Has there ever been a star easier to build a TV series around than Bob Newhart? Take the affable comedian and stick him in the middle of a bunch of oddballs, then let him stammer a bit as he tries to figure out how he ended up in this weird world. It’s instant comic gold, a recipe that worked in one sketch series, the ’60s’ The Bob Newhart Show, and two all-time classic sitcoms, the ’70s’ The Bob Newhart Show and the ’80s’ Newhart. Ideally, he’ll have a surprisingly sexy wife who has a way with a sly one-liner, and a bunch of co-workers who seem too strange to be believed. Give the man ample opportunity to confront the oddities of the modern world, and it’s all but certain to be a success.
Despite all of this, though, Newhart’s two most successful sitcoms took time to find their voices. Indeed, Newhart didn’t really work until its third and fourth seasons, a remarkable amount of time for any TV show.

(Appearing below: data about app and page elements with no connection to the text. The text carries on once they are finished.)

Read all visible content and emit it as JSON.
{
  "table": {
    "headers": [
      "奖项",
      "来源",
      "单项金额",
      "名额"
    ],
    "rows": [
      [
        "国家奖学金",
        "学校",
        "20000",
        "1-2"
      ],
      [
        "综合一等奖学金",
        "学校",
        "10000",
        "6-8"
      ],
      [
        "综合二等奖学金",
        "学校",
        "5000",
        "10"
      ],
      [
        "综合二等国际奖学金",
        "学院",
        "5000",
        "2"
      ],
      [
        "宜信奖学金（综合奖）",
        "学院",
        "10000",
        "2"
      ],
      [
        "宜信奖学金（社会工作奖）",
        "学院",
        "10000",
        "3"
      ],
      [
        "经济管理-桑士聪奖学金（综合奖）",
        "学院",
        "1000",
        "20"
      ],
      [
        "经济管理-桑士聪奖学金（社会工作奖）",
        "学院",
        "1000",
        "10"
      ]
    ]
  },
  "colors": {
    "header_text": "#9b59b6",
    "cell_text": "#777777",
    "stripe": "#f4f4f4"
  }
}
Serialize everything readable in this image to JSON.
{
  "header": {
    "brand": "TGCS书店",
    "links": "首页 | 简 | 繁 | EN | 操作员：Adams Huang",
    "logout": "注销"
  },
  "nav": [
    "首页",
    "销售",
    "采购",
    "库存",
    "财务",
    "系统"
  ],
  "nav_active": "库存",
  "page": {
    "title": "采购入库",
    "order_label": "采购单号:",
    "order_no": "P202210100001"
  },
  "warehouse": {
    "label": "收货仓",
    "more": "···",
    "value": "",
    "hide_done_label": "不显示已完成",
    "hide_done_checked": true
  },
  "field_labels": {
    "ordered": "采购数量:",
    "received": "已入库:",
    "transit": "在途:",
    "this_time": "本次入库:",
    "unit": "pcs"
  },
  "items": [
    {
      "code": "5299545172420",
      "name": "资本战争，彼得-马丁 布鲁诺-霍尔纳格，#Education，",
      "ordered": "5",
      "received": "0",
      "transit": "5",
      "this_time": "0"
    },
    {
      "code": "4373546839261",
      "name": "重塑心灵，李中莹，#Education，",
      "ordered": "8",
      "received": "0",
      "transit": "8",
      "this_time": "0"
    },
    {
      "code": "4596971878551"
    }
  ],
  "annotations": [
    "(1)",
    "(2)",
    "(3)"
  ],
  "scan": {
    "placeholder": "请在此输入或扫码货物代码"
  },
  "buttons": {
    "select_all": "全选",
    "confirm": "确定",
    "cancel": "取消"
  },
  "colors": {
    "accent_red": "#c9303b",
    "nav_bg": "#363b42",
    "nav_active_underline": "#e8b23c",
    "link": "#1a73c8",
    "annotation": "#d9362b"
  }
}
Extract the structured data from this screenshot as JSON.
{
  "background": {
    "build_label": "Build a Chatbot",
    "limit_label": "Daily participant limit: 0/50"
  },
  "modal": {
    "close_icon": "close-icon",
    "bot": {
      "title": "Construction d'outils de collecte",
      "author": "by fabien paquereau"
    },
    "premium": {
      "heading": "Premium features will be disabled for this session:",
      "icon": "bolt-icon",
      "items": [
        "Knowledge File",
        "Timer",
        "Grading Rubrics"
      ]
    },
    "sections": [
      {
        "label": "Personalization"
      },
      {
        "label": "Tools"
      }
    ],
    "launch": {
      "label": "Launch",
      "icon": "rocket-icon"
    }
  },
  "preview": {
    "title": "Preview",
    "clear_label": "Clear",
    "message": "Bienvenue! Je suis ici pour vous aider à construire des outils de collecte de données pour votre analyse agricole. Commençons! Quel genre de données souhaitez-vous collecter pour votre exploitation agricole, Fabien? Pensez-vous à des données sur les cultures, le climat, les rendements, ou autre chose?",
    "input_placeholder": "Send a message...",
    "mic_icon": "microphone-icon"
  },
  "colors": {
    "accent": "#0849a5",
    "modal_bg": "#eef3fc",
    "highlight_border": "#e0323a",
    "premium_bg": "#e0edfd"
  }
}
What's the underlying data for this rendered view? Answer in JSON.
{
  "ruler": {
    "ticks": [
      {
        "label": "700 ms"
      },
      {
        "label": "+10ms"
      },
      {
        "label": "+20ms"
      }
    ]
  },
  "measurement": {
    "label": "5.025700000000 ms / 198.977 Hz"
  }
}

To that end, the comedian’s ’90s sitcom, Bob, which aired for two seasons on CBS, might have the most consistent first season of any Newhart vehicle. Creators Cheri Steinkellner, Bill Steinkellner, and Phoef Sutton took everything they learned in the more farcical late seasons of Cheers and combined that with everything learned from watching Newhart’s previous sitcoms. There are a few tired moments when the technological advances of the ’90s make Newhart seem like the protagonist of a Readers Digest anecdote—a bit about call-waiting in the pilot is particularly dire—but for the most part, the series has a remarkably solid foundation.
Newhart plays Bob McKay, a greeting card artist who’s contacted by a comic book company that loves a book he put together in the ’50s called Mad-Dog. The company wants to resurrect Mad-Dog—a veterinarian with the superpowers of a Doberman pinscher—and it wants McKay on board to work with young genius Harlan Stone (a terrific John Cygan), clearly modeled after Frank Miller, Alan Moore, and the other writers and artists who reinvented comics in the ’80s. Through contrived circumstances, Newhart and Cygan end up doing the comic together, and Mad-Dog looks poised to conquer the comics market, so long as the two can overcome their bizarre coworkers and Bob’s genially daffy home life.
Bob’s producers maximize the star’s encounters with weirdoes and goofballs, but they also came up with a surprisingly strong setup for a sitcom. In most shows like this, the workplace setting is far more interesting than the home setting, but Bob’s domestic life is just as funny as the strange stuff at the office. Carlene Watkins, in particular, feels like a perfect combination of Newhart’s two previous sitcom wives, while Cynthia Stevenson (who would go on to have a long string of failed ’90s sitcoms) makes so much of a cliché role—single daughter looking for love—that the producers quickly gave her much more to do and trusted her with the series’ strongest emotional material. This threesome, combined with Cygan’s gleeful misanthropy, makes for a strong comedic team.
The series also possesses the surreal streak that Newhart’s other sitcoms and those later seasons of Cheers had exploited well. The president of the company that owns Newhart’s comic book (AmCanTranConComCo) has the whole building wired so he can check in on his employees at any time, his voice like something out of 1984. One of the company’s inkers is fond of drawing caricatures featuring his subjects with leeches all over their faces. Newhart goes on an exceptionally awkward television appearance with the former senator who killed Mad-Dog in the ’50s.
It’s also fun to watch the creators retool the series to play to its strengths on the fly. They emphasize Stevenson (and one of her best friends, played by a young Lisa Kudrow) and move her into the office. They play up the show’s weirder aspects, but also give plenty of chances for Newhart to play genuinely moving scenes with his family. And the finale—in which Mad-Dog is canceled and the company sold—is often quite emotional, while remaining funny.
Unfortunately, the show’s low ratings meant that, despite considerable critical acclaim for the first season, CBS asked the producers to retool. In season two, Newhart moves on to a new job, for the greeting card company he worked for in the pilot. Betty White (fresh off the Golden Girls spinoff Golden Palace) comes in as his new boss, while Jere Burns arrives to fill the “younger man Bob clashes with” role Cygan had filled previously. The new setup isn’t awful, but it’s nowhere near the fun show that season one had turned into. Only eight episodes of this season were made before CBS pulled the plug.
All in all, Bob is a surprisingly fresh and funny example of sitcoms of the early ’90s, a time when the form was becoming more experimental but also reluctant to leave its considerable history behind. It’s not a great sitcom, but there was a great sitcom lurking inside of it, and it’s a shame that the series never got the time—or network confidence—needed to emerge.
Key features: Vintage Entertainment Tonight reports and the first issue of a Mad-Dog comic put out by Marvel to promote the show.